Task inputs Start Marker
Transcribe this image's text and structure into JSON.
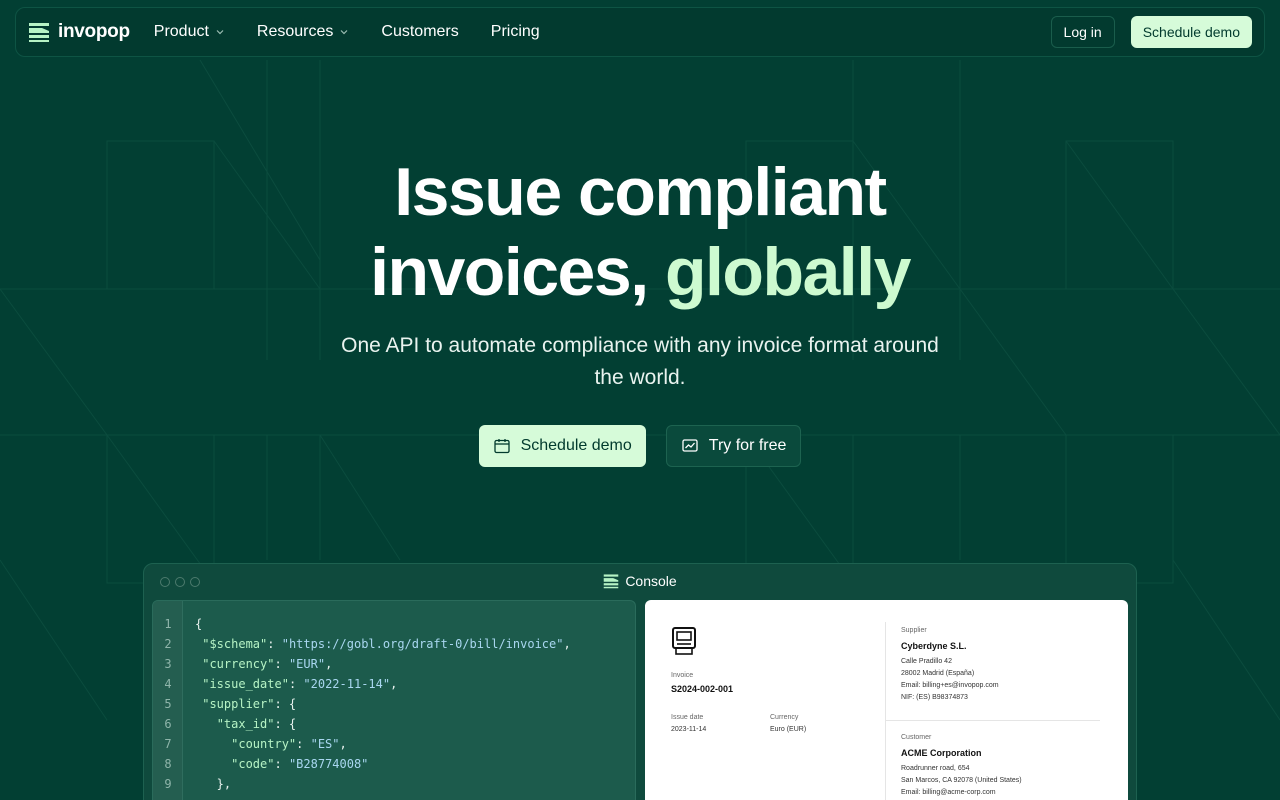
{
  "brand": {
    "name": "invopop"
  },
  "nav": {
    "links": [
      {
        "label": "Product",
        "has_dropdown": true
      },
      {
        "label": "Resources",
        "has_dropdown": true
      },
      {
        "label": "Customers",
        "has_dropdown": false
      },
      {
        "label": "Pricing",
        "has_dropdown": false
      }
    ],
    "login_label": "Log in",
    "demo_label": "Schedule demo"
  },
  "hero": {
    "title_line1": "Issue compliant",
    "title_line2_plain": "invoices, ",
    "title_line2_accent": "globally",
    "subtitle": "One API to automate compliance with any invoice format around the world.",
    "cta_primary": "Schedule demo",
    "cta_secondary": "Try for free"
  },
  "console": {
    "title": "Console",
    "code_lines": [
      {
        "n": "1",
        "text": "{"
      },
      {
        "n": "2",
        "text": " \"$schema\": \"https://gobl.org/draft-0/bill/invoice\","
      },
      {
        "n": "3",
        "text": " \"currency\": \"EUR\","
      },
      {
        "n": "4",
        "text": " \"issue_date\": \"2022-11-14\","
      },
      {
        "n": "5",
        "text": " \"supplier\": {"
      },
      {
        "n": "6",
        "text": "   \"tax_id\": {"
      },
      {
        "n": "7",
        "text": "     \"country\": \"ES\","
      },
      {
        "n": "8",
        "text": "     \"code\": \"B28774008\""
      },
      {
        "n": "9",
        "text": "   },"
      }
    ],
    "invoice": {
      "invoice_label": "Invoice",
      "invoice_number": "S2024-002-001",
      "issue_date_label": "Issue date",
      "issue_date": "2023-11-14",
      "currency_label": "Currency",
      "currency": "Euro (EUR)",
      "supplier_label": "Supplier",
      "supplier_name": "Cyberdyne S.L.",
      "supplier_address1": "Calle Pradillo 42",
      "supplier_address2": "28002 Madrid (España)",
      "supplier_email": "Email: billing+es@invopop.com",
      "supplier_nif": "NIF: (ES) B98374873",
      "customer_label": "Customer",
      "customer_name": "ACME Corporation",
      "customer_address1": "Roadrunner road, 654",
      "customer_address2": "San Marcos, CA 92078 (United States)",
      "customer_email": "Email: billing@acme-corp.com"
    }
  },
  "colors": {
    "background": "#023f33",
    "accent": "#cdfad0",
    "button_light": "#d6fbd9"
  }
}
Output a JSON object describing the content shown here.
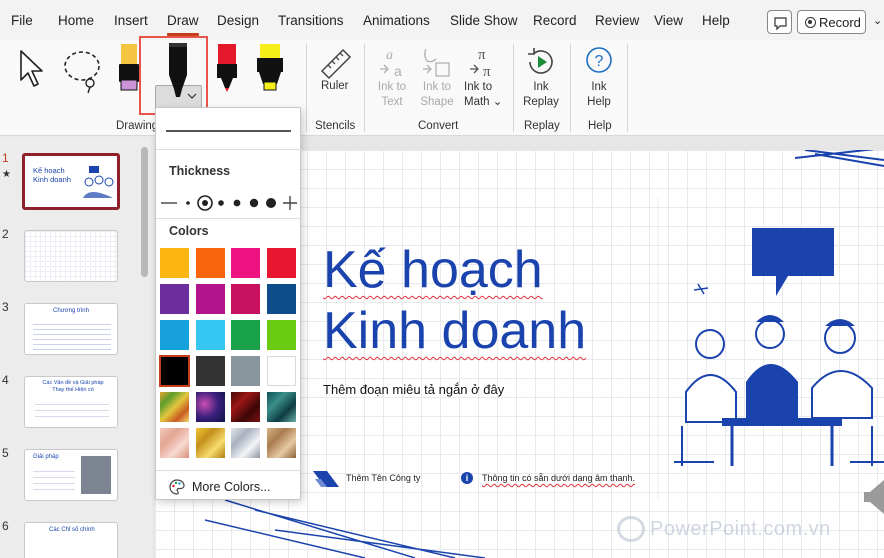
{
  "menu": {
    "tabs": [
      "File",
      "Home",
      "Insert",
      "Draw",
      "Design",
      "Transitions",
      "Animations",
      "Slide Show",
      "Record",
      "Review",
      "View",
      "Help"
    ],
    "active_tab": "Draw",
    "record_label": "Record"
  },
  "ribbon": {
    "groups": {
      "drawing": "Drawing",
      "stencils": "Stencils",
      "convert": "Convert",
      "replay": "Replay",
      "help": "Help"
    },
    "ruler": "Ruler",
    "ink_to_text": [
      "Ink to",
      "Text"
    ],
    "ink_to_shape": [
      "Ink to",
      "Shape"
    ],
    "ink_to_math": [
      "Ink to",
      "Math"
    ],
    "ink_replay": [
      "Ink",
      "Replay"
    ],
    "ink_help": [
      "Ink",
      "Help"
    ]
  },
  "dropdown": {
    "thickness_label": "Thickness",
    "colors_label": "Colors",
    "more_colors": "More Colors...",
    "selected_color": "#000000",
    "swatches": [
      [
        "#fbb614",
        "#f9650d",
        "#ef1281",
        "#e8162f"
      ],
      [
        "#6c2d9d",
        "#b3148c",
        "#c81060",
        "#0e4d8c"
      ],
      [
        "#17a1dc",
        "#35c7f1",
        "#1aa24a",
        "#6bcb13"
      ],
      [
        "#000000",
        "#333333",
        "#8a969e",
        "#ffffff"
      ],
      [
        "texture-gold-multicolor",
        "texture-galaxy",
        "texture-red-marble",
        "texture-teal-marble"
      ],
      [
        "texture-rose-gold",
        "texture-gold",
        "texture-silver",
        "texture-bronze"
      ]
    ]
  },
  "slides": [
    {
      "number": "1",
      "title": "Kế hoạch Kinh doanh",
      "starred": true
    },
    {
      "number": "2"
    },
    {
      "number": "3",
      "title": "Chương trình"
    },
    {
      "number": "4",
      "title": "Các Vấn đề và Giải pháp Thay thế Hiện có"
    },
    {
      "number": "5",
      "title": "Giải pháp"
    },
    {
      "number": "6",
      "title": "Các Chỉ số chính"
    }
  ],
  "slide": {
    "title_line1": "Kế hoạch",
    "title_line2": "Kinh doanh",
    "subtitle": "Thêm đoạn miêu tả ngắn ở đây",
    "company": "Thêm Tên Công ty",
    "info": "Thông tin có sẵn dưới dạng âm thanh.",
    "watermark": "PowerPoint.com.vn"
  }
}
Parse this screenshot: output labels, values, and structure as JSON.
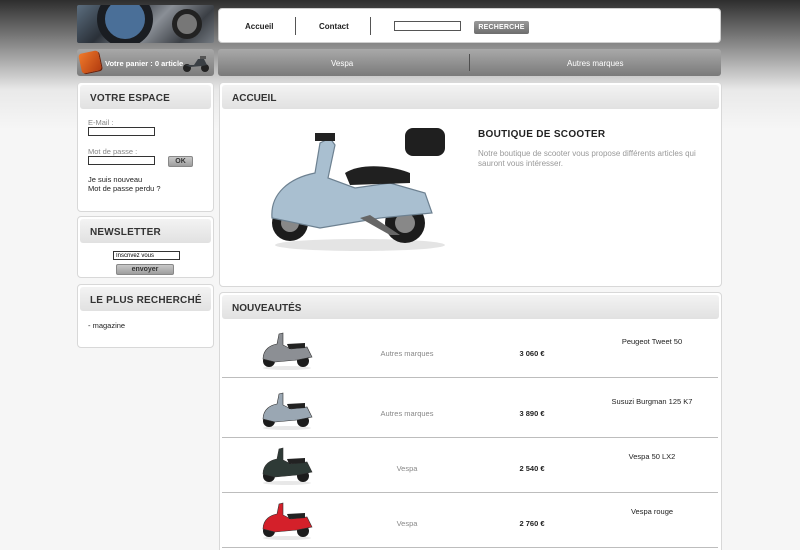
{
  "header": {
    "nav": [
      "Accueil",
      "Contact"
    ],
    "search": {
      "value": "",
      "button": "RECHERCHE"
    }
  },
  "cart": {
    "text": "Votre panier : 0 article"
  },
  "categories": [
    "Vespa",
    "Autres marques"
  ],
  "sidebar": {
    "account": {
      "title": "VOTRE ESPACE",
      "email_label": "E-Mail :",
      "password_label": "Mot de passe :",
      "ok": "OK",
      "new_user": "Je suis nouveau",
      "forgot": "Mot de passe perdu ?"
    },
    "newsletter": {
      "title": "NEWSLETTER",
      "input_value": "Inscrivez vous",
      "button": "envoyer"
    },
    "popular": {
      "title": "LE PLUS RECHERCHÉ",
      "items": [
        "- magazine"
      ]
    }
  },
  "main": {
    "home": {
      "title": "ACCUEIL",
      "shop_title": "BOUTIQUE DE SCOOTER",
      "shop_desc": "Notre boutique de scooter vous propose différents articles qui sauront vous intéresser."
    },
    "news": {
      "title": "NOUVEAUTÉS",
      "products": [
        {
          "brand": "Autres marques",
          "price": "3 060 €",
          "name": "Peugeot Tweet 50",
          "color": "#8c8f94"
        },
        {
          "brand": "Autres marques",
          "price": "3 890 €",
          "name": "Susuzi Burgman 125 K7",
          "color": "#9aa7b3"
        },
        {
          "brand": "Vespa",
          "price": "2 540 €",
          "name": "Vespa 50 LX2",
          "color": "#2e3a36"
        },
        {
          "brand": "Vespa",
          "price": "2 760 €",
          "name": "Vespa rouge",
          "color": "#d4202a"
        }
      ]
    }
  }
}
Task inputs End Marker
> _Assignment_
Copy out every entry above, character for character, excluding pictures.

> _Answer to this problem_
Transcribe this image's text and structure into JSON.
{
  "brand": {
    "name": "invopop"
  },
  "nav": {
    "links": [
      {
        "label": "Product",
        "has_dropdown": true
      },
      {
        "label": "Resources",
        "has_dropdown": true
      },
      {
        "label": "Customers",
        "has_dropdown": false
      },
      {
        "label": "Pricing",
        "has_dropdown": false
      }
    ],
    "login_label": "Log in",
    "demo_label": "Schedule demo"
  },
  "hero": {
    "title_line1": "Issue compliant",
    "title_line2_plain": "invoices, ",
    "title_line2_accent": "globally",
    "subtitle": "One API to automate compliance with any invoice format around the world.",
    "cta_primary": "Schedule demo",
    "cta_secondary": "Try for free"
  },
  "console": {
    "title": "Console",
    "code_lines": [
      {
        "n": "1",
        "text": "{"
      },
      {
        "n": "2",
        "text": " \"$schema\": \"https://gobl.org/draft-0/bill/invoice\","
      },
      {
        "n": "3",
        "text": " \"currency\": \"EUR\","
      },
      {
        "n": "4",
        "text": " \"issue_date\": \"2022-11-14\","
      },
      {
        "n": "5",
        "text": " \"supplier\": {"
      },
      {
        "n": "6",
        "text": "   \"tax_id\": {"
      },
      {
        "n": "7",
        "text": "     \"country\": \"ES\","
      },
      {
        "n": "8",
        "text": "     \"code\": \"B28774008\""
      },
      {
        "n": "9",
        "text": "   },"
      }
    ],
    "invoice": {
      "invoice_label": "Invoice",
      "invoice_number": "S2024-002-001",
      "issue_date_label": "Issue date",
      "issue_date": "2023-11-14",
      "currency_label": "Currency",
      "currency": "Euro (EUR)",
      "supplier_label": "Supplier",
      "supplier_name": "Cyberdyne S.L.",
      "supplier_address1": "Calle Pradillo 42",
      "supplier_address2": "28002 Madrid (España)",
      "supplier_email": "Email: billing+es@invopop.com",
      "supplier_nif": "NIF: (ES) B98374873",
      "customer_label": "Customer",
      "customer_name": "ACME Corporation",
      "customer_address1": "Roadrunner road, 654",
      "customer_address2": "San Marcos, CA 92078 (United States)",
      "customer_email": "Email: billing@acme-corp.com"
    }
  },
  "colors": {
    "background": "#023f33",
    "accent": "#cdfad0",
    "button_light": "#d6fbd9"
  }
}
Output a JSON object describing the content shown here.
{
  "menu": {
    "tabs": [
      "File",
      "Home",
      "Insert",
      "Draw",
      "Design",
      "Transitions",
      "Animations",
      "Slide Show",
      "Record",
      "Review",
      "View",
      "Help"
    ],
    "active_tab": "Draw",
    "record_label": "Record"
  },
  "ribbon": {
    "groups": {
      "drawing": "Drawing",
      "stencils": "Stencils",
      "convert": "Convert",
      "replay": "Replay",
      "help": "Help"
    },
    "ruler": "Ruler",
    "ink_to_text": [
      "Ink to",
      "Text"
    ],
    "ink_to_shape": [
      "Ink to",
      "Shape"
    ],
    "ink_to_math": [
      "Ink to",
      "Math"
    ],
    "ink_replay": [
      "Ink",
      "Replay"
    ],
    "ink_help": [
      "Ink",
      "Help"
    ]
  },
  "dropdown": {
    "thickness_label": "Thickness",
    "colors_label": "Colors",
    "more_colors": "More Colors...",
    "selected_color": "#000000",
    "swatches": [
      [
        "#fbb614",
        "#f9650d",
        "#ef1281",
        "#e8162f"
      ],
      [
        "#6c2d9d",
        "#b3148c",
        "#c81060",
        "#0e4d8c"
      ],
      [
        "#17a1dc",
        "#35c7f1",
        "#1aa24a",
        "#6bcb13"
      ],
      [
        "#000000",
        "#333333",
        "#8a969e",
        "#ffffff"
      ],
      [
        "texture-gold-multicolor",
        "texture-galaxy",
        "texture-red-marble",
        "texture-teal-marble"
      ],
      [
        "texture-rose-gold",
        "texture-gold",
        "texture-silver",
        "texture-bronze"
      ]
    ]
  },
  "slides": [
    {
      "number": "1",
      "title": "Kế hoạch Kinh doanh",
      "starred": true
    },
    {
      "number": "2"
    },
    {
      "number": "3",
      "title": "Chương trình"
    },
    {
      "number": "4",
      "title": "Các Vấn đề và Giải pháp Thay thế Hiện có"
    },
    {
      "number": "5",
      "title": "Giải pháp"
    },
    {
      "number": "6",
      "title": "Các Chỉ số chính"
    }
  ],
  "slide": {
    "title_line1": "Kế hoạch",
    "title_line2": "Kinh doanh",
    "subtitle": "Thêm đoạn miêu tả ngắn ở đây",
    "company": "Thêm Tên Công ty",
    "info": "Thông tin có sẵn dưới dạng âm thanh.",
    "watermark": "PowerPoint.com.vn"
  }
}
Parse this screenshot: output labels, values, and structure as JSON.
{
  "header": {
    "nav": [
      "Accueil",
      "Contact"
    ],
    "search": {
      "value": "",
      "button": "RECHERCHE"
    }
  },
  "cart": {
    "text": "Votre panier : 0 article"
  },
  "categories": [
    "Vespa",
    "Autres marques"
  ],
  "sidebar": {
    "account": {
      "title": "VOTRE ESPACE",
      "email_label": "E-Mail :",
      "password_label": "Mot de passe :",
      "ok": "OK",
      "new_user": "Je suis nouveau",
      "forgot": "Mot de passe perdu ?"
    },
    "newsletter": {
      "title": "NEWSLETTER",
      "input_value": "Inscrivez vous",
      "button": "envoyer"
    },
    "popular": {
      "title": "LE PLUS RECHERCHÉ",
      "items": [
        "- magazine"
      ]
    }
  },
  "main": {
    "home": {
      "title": "ACCUEIL",
      "shop_title": "BOUTIQUE DE SCOOTER",
      "shop_desc": "Notre boutique de scooter vous propose différents articles qui sauront vous intéresser."
    },
    "news": {
      "title": "NOUVEAUTÉS",
      "products": [
        {
          "brand": "Autres marques",
          "price": "3 060 €",
          "name": "Peugeot Tweet 50",
          "color": "#8c8f94"
        },
        {
          "brand": "Autres marques",
          "price": "3 890 €",
          "name": "Susuzi Burgman 125 K7",
          "color": "#9aa7b3"
        },
        {
          "brand": "Vespa",
          "price": "2 540 €",
          "name": "Vespa 50 LX2",
          "color": "#2e3a36"
        },
        {
          "brand": "Vespa",
          "price": "2 760 €",
          "name": "Vespa rouge",
          "color": "#d4202a"
        }
      ]
    }
  }
}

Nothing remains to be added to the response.